Old fishing basket with old lures attached.  An upcycled branch part keeps it leaning to one side.
I remember being crazy and dumb and riding my bike down the dump road after hours, just to pick the trash piles.  I was very lucky, because there was a huge risk of getting mauled by a black bear, which I didn't realize until many years later, when I saw them eating all over the place at the dump.

Old Yardstick adorns the wall.
Probably hung in an MVA at one time.
Martha herself couldn't have found a better gem in the trash!

Not everything is found at the dump.  Some things were upcycled on purpose.
Upcycled wood makes a great table.  Mallard duck made by yours truly.
 My father called me as he was remodeling an old cabin here in town.  The owner wanted the original timbers ripped out of his kitchen ceiling and new "crappy" faux stuff put in.  He told my father to put the wood out for the burn pile or to take it with him.  My father called me right way, since he knew I was an upcycler.  These boards are most likely from 1900-1920, having been protected by paneling for yeas. My husband made this great table out of the wood, as well as a few more in our camp.   Also parts on it were leftover from some original handmade kids' wooden bunkbeds we found in an old home in Baltimore and couldn't bear the thought of throwing out. We tried to give them away, but no one wanted them, so we kept the wood for other projects.  (*The mallard duck I made myself in the 7th grade! )

Mod old firewood rack came out of Baltimore, was rusty and I painted it and hauled it 800 miles to it's new home.
One of the few things I actually "bought" at a salvage shop, it was $19 and busted up inside, I don't know why I fell in love with it.  Maybe because I have never seen enamelware turkey pans.  It probably came out of Canada as it was found close to the border.

Some things were left here by the previous owner, and I found them to be both nostalgic of the house history, and decided to keep them here.

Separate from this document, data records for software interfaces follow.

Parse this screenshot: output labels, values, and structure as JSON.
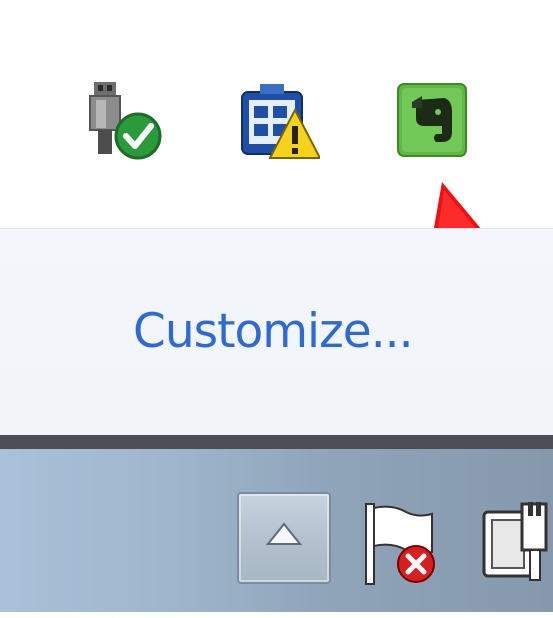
{
  "notification_flyout": {
    "icons": [
      {
        "name": "safely-remove-hardware-icon"
      },
      {
        "name": "network-warning-icon"
      },
      {
        "name": "evernote-icon"
      }
    ],
    "customize_label": "Customize..."
  },
  "taskbar": {
    "tray_icons": [
      {
        "name": "show-hidden-icons-button"
      },
      {
        "name": "action-center-flag-error-icon"
      },
      {
        "name": "power-plug-icon"
      }
    ]
  },
  "colors": {
    "link": "#2d6ad8",
    "arrow": "#ee1111",
    "evernote_green": "#5eb843"
  }
}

This cool old ski was his son's.

This old boat bumper buoy thing-a-majig I had to hang on the wall.
That's all folks...♥